The Lady and The Man stopped in the local Whole Foods to buy some White Truffle Oil and while there, The Lady couldn’t resist checking out the cheese counter. Whole Foods carries many cheeses that The Lady doesn’t carry at her kiosk. She went through the small morsel basket and came up with six small pieces she used to make up a Valentine’s Day Cheese Plate:
Before I begin, let me express a bit of disappointment that two of the pieces had mold under the label side although the dates were well in the distance. We all realize this can happen, but when cheeses are in the $10-$40 a pound range, you’d prefer to know they are freshly wrapped. Also, a couple of the pieces were on the dry side which also indicated more age than the label dates indicated… The Lady simply trimmed the mold away; but had these been larger sizes, she would have returned them. Do NOT hesitate to return cheese to your cheesemonger when you feel its quality is lacking in any manner…

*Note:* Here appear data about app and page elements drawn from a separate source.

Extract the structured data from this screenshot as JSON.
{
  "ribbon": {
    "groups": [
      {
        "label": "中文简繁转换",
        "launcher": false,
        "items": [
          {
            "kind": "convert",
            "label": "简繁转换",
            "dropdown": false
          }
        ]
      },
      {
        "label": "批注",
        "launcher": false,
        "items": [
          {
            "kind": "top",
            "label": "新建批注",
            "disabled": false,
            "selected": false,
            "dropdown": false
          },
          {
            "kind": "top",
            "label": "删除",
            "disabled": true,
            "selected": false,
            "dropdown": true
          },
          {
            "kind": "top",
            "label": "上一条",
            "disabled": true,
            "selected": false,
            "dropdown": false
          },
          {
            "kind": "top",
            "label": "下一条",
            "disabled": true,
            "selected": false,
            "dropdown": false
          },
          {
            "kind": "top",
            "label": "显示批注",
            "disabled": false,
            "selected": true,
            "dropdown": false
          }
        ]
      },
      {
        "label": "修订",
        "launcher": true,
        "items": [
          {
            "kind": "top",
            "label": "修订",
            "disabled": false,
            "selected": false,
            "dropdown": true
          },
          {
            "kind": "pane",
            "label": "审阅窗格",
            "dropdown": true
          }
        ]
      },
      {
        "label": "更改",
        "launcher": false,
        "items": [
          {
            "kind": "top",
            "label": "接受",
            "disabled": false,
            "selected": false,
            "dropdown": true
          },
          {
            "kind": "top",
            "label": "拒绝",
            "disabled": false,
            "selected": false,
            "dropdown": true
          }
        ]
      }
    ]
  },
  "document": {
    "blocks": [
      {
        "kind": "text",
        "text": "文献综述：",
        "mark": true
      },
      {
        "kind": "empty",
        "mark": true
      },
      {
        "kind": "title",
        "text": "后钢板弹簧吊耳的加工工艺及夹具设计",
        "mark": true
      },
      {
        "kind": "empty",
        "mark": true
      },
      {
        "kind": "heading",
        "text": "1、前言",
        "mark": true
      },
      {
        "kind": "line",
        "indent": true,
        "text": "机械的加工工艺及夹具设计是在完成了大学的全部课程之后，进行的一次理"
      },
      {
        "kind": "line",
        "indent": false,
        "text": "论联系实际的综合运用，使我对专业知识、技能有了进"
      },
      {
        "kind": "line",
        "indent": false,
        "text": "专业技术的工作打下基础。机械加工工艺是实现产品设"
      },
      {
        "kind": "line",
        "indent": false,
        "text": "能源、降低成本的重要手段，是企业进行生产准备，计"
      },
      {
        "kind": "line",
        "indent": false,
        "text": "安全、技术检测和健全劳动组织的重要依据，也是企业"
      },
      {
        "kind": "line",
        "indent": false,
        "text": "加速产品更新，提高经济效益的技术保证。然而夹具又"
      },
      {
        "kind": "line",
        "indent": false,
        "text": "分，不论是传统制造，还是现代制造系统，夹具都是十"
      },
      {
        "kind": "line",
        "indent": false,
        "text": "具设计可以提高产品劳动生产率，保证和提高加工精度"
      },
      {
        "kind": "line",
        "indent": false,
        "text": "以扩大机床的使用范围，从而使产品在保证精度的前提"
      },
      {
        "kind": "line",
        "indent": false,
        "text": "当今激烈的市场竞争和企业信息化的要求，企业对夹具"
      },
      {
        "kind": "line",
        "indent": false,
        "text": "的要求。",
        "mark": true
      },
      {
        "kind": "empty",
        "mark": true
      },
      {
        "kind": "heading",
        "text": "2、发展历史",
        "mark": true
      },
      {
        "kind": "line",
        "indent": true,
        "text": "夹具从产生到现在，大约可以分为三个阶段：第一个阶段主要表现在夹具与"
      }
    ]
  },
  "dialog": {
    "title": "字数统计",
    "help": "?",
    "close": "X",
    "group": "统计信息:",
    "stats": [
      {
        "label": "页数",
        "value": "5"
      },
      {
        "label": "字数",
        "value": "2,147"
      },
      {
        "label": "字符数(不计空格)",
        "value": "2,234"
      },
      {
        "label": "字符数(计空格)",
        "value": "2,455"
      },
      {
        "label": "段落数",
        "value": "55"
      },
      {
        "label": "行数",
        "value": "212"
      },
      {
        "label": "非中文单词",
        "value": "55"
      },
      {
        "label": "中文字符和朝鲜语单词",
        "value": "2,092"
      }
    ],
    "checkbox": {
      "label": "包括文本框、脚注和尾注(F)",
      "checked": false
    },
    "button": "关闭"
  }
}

Now for the cheeses we sampled:
Boschetto al Tartufo Il Forteto Coop: this semi-soft cheese from Italy is a mixed-milk cheese using cow and sheep milk and added to it are black truffles. The cheese is both sweet and savory with just a touch of salt. The truffles add a pleasant earthy and garlicky flavor. Neither the cheese nor the truffles over-powered the other and actually were complimentary. The Man was quite taken with this cheese, although he didn’t swoon… ($38.99 a pound)
Next on the plate was Cypress Grove’s Lambchopper: A sheep’s milk Gouda made in Europe exclusively for Mary Keehn’s Cypress Grove. In keeping with Mary’s sense of humor, her website states that this cheese is “Born to be mild”. This was the favorite of the three of us, particularly The Man who actually did swoon while eating this sample. The Lady had to go through the “Sharing is a Virtue” drill… This cheese was sweet and tangy and although mild, the sweetness lingers. This is a cheese that The Lady calls “Kid-friendly”. And it is Vegetarian suitable. ($27.99 a pound)
Tumalo Farm’s Rimrocker: Named after the rocky cliffs that surround Tumalo Farms, this semi-hard cheese is a mixture of organic cow’s milk from a neighboring farm and Tumalo’s own farmstead goats’ milk. As it ages, the flavor becomes more full-bodied. The piece we sampled was a little drier than we felt it should be and The Lady plans to buy another piece at another WF and taste it again before making a final decision on that issue. The flavor was mild with just the right touch of goat tang. ($21.99 a pound)
Leyden with Cumin from Best Uniekaas: Leyden in a Dutch Gouda seasoned with cumin and caraway seeds. In Holland it is called “komijnekaas” which means cumin cheese but due to its popularity in the region around Leiden, it is exported as Leyden. This was our least favorite; none of us cared for the cumin flavor in the cheese even though we love cumin in Mexican dishes… ($12.99 a pound)
Cordobes Mitica: A Merino Sheep milk cheese imported exclusively from Spain for Whole Foods by Mitica. This cheese is similar in taste and texture to Manchego which is a favorite around the manse. Again, this piece was a little drier than we like but the flavor wasn’t diminished by the dryness and with Vintner’s Kitchen’s Port Cherry Marmalade, the taste sensations were delightful. One thought about the Port Cherry Marmalade; a little less liquid would be better. The taste, however, was perfect; just tart enough and just sweet enough. ($16.99 a pound)
Reggianito Argentina from Provvista: The last sample was Parmesan from Argentina. Reggianito, which means “small Reggiano”, is a hard cheese similar to Parmigiano Reggiano and was first made in this South American country by the Italian immigrants who missed the parms of their homeland. This cheese is produced in smaller wheels rather than the huge wheels of Parmigiano-Reggiano. It is aged 5-6 months and generally used in cooking or grated on pasta dishes. However, serving it at room temperature and as the last cheese of the plate was a perfect end to our cheese plate. The Man topped this cheese with a little dollop of Vintner’s Kitchen’s Raspberry Mimosa Gelee and then he swooned… ($9.99 a pound)
It’s actually hard to rate this cheese plate when the quality (due to post-cheesemaker care) of a couple of the cheeses is in question… but I’ll go with 3 Paws out of 4 Paws (cause that’s all I’ve got). However, I have to give the Cypress Grove Lambchopper 4 Paws out of 4 Paws…